The Irish Honeynet, which was established in Ireland by Data Electronics (then Inflow), Deloitte & Touche and Espion in mid-March, recorded 364 attacks on its server during June. According to those behind the initiative, the period also saw a "massive" increase in the attempted use of Trojan Horse programs, particularly the SubSeven Trojan Horse program.
Trojan Horse programs allow their users to illicitly control a computer remotely and the SubSeven Trojan Horse gives them the ability to see the screen as the computer's user sees it, log all keystrokes (including passwords), and it can be configured to inform an attacker when the infected computer has connected to the Internet.

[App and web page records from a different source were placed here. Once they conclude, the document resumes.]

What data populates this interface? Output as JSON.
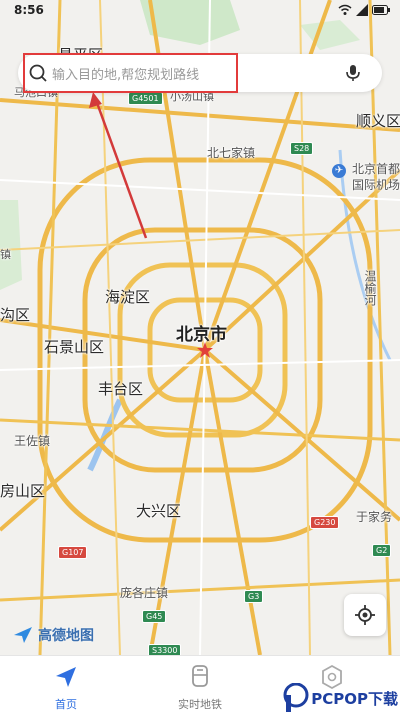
{
  "status": {
    "time": "8:56"
  },
  "search": {
    "placeholder": "输入目的地,帮您规划路线"
  },
  "map": {
    "city": "北京市",
    "districts": [
      "海淀区",
      "石景山区",
      "丰台区",
      "大兴区",
      "顺义区",
      "房山区"
    ],
    "districts_partial": [
      "昌平区",
      "沟区"
    ],
    "towns": [
      "北七家镇",
      "王佐镇",
      "庞各庄镇",
      "于家务",
      "小汤山镇",
      "马池口镇"
    ],
    "airport": [
      "北京首都",
      "国际机场"
    ],
    "river_vertical": "温榆河",
    "misc": [
      "镇"
    ],
    "road_shields": [
      "G4501",
      "S28",
      "G230",
      "G107",
      "G45",
      "S3300",
      "G3",
      "G2"
    ]
  },
  "logo": {
    "text": "高德地图"
  },
  "tabs": [
    {
      "label": "首页",
      "active": true
    },
    {
      "label": "实时地铁",
      "active": false
    },
    {
      "label": "",
      "active": false
    }
  ],
  "watermark": {
    "text": "PCPOP下载"
  },
  "colors": {
    "accent": "#2f6fe0",
    "highlight": "#e23b3b",
    "arrow": "#d33a3a"
  }
}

The attacker can then use the infected system to attack other systems.
According to Colm Murphy, technical director of Espion, it is not clear why there has been such an upturn in the use of Trojan Horse programmes. "They are scanning for infected servers, which are easy targets because once infected they are easy to control," he said.
The Irish Honeynet also detected during June the use of a number of highly sophisticated methods of attack such as IP spoofing, which involves an attacker pretending to have an IP address on a victim's LAN. They may pretend to be a crucial machine on the network, such as an e-mail or file server, which will receive useful and often confidential material.

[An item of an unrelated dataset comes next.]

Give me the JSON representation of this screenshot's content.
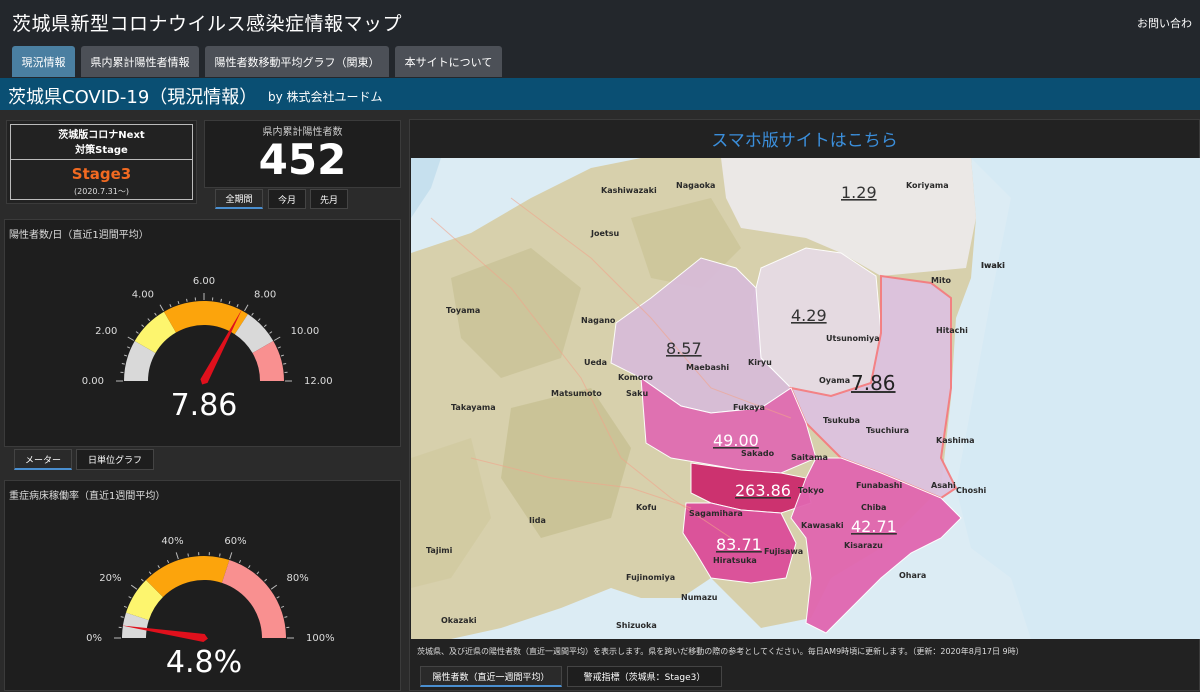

Since its establishment, the Irish Honeynet has been attacked a total of 922 times up until the end of June, with the majority of the attacks coming from Asia (33 percent), as well as the US and Canada (30 percent), and Europe (32 percent). Only between 5 percent and 10 percent of the attacks actually compromised the system.

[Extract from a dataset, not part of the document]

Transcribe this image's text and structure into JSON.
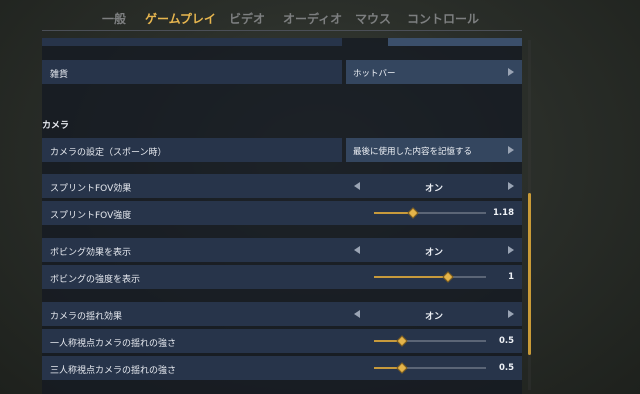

The purpose of the Honeynet is to collect data and information about the methods used by malicious cyber attackers (Blackhats) to break into the computer systems of organisations. It consists of a server connected to the Internet on a random and constantly changing IP address. Although the server itself contains very little information, it is designed to mimic the Internet infrastructures commonly used by organisations and is embedded with tracking and monitoring tools.
"Up until now, most Irish security statistics have been based on studies from the US and to a lesser extent from the UK," explained Murphy. "The Irish Honeynet was set-up to measure just how vulnerable Irish organisations actually are to attack and results to date have shown that it does not matter where a company is based, if it is vulnerable then this will be exploited by blackhats."
There are several Honeynets around the world and most of them, including the Irish one, are associated with the non-profit US-based Honeynet Research Alliance.